Symphony No.9 “From the New World”
Concert Overture – Othello
Berlin Philharmonic Orchestra conducted by Claudio Abbado
Reviewed by: Geoff Diggines
Reviewed: December 2000
CD No: DG 457 651-2
The ’New World’, because it is such standard repertoire, is performed too-often as a familiar ’warhorse’, resulting in many regular performances on and off record. I recall admirable (long deleted) LP versions conducted by Jorda, Horenstein and Schmidt-Isserstedt, which were memorable because they seemed to understand the specific sound and idiom of the work: dramatic but not melodramatic or streamlined; symphonic, but permeated by Czech rhythmic inflections, rustic woodwind tone and warm but flexible strings. The Czech Philharmonic under Talich, Ancerl and others understand this intrinsically. No version I know has such panache and humorous rhythmic drive as Ancerl’s Supraphon recording.
The new Abbado, recorded live in May 1997, begins with a beautifully realised account of the Othello overture – the lyrical and dramatic aspects of the musical narrative are juxtaposed with consummate skill and finesse. Abbado’s reading of the symphony is likewise delivered with great insight into the work’s structural configurations. The dramatic interruptions into the first movement’s Adagio opening are perfectly realised without being overstated or too loud. The main Allegro is full-toned with the second subject making its lyrical effect without any need to slow. As one would expect, Abbado correctly observes the dramatic notes leading to the exposition repeat. Most of the older school of conductors ignored this repeat, with the exception of Klemperer; Toscanini observed it in a 1940s concert performance but not in his famous 1953 recording.
Abbado’s account of the famous Largo is measured and meticulous, never sounding slow. The unanimous, sustained precision and beauty of the Berlin strings comes into its own here. The scherzo – with echoes of Beethoven 9’s prominent timpani interjections from its scherzo – Abbado keeps rhythmically alive, although, ironically, I would have welcomed more from the timpani. For a far more exuberant rendition, listen to the wonderful Ancerl or the recent Harnoncourt (Teldec) with the Concertgebouw Orchestra. Compared with Ancerl, Abbado’s woodwinds sound far too urbane. Abbado’s finale is again well structured and symphonically powerful, although I would have liked more of the con fuoco emphasised. Abbado’s constraint is admirable but sometimes more drama is required.

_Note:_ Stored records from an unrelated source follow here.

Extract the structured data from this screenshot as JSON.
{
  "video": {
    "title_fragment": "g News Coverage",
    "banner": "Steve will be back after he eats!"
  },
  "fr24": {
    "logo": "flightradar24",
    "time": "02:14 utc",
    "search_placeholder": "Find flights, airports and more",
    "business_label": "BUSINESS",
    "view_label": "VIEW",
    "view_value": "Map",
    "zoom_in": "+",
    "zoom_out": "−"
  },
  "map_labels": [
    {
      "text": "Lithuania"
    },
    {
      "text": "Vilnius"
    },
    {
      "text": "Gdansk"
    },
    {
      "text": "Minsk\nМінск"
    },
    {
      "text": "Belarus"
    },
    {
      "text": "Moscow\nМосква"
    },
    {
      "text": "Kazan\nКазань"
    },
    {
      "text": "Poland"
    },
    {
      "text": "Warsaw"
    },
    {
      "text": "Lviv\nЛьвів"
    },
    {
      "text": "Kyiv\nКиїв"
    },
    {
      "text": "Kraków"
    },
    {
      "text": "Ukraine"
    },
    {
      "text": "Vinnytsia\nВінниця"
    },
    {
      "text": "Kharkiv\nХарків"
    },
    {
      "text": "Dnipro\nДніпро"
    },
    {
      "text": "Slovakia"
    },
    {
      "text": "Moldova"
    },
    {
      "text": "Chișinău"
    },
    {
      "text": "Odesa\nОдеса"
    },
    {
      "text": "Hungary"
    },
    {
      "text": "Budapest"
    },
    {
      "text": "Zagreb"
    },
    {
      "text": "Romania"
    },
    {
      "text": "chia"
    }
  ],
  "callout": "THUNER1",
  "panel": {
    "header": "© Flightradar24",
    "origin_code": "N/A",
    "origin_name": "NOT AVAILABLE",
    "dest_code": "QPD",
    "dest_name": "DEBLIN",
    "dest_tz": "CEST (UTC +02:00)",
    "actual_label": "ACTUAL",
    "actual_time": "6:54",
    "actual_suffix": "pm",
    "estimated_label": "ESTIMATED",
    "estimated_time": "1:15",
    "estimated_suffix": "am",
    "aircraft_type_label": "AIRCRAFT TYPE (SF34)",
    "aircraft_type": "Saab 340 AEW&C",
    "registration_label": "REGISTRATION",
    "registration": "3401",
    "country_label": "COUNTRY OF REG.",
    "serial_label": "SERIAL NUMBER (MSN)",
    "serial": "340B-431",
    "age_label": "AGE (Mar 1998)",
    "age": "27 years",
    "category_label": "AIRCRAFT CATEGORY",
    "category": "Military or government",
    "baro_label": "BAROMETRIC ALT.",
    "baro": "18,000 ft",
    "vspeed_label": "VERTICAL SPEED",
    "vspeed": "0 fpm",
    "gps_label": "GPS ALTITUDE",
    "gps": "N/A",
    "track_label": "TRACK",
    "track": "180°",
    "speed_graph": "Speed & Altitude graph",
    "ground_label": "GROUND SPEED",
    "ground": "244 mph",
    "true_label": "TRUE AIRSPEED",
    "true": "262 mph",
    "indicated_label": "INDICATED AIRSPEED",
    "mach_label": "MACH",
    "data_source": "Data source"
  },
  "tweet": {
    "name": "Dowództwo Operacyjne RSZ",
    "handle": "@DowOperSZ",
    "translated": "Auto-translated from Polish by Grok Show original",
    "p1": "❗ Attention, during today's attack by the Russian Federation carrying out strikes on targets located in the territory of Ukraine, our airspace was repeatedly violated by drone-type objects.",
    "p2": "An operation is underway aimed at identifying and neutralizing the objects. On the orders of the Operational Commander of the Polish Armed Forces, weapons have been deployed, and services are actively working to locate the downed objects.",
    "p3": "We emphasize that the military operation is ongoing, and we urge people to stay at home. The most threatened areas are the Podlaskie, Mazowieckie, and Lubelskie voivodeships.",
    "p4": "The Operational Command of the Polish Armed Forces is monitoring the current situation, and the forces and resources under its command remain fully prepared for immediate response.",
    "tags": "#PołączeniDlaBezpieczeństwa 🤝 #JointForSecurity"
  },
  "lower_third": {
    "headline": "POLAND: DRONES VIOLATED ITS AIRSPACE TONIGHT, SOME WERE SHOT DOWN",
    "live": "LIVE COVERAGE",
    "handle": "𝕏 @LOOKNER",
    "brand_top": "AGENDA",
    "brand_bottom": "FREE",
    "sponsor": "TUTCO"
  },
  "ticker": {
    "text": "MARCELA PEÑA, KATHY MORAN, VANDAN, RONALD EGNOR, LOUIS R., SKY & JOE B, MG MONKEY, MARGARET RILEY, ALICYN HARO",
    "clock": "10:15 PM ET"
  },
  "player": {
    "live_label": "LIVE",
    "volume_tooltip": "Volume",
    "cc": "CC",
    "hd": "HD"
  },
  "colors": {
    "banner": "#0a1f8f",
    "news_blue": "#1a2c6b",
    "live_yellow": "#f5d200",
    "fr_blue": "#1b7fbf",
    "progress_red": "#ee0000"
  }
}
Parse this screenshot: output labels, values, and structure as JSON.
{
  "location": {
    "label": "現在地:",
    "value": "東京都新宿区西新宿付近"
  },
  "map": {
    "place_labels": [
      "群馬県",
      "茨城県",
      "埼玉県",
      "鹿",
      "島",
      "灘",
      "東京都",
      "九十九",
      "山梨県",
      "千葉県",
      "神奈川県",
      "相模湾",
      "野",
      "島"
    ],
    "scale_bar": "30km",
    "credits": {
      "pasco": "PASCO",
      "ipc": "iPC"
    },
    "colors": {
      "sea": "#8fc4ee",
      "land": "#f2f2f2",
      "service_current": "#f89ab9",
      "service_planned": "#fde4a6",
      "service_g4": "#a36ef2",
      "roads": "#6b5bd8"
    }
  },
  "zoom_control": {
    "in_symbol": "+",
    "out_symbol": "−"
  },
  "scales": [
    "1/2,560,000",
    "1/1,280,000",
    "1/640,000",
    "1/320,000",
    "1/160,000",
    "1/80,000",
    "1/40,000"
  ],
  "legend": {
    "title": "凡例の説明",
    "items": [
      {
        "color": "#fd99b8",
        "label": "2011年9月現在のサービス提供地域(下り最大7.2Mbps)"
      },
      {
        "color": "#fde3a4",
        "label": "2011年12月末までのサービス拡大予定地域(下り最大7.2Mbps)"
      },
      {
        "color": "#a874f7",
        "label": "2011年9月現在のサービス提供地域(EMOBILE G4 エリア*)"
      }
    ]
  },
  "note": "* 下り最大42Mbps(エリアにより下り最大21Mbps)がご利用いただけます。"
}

Overall, Abbado’s is one of the most distinguished of recent versions. I would marginally prefer Harnoncourt, which is more detailed, idiomatic and slightly more naturally balanced – DG’s recording has a tendency to glare in the higher registers. Of the older recordings, Ancerl and the Czech Phil are hard to beat, Reiner’s Chicago version is still distinctive in its straightforward way as is, more surprisingly, Klemperer’s with the Philharmonia, and Kertesz’s respected LSO version is especially attractive at budget price. As well as the Othello overture, Kertesz also contains Carnival. I would have thought DG could have included an additional piece – 58 minutes is a little mean. Nevertheless Abbado is fresh, spontaneous and effective. Recommended.
Geoff Diggines’s benchmark recordings are:
- Czech Philharmonic/Karel Ancerl – SUPRAPHON 1119982 011
- Philharmonia/Otto Klemperer – EMI CDM 5 67033 2
- LSO/Istvan Kertesz – DECCA 466 212-2
- Chicago Symphony/Fritz Reiner – RCA 09026 62587-2
- Royal Concertgebouw Orchestra/Nikolaus Harnoncourt -TELDEC 3984-25254-2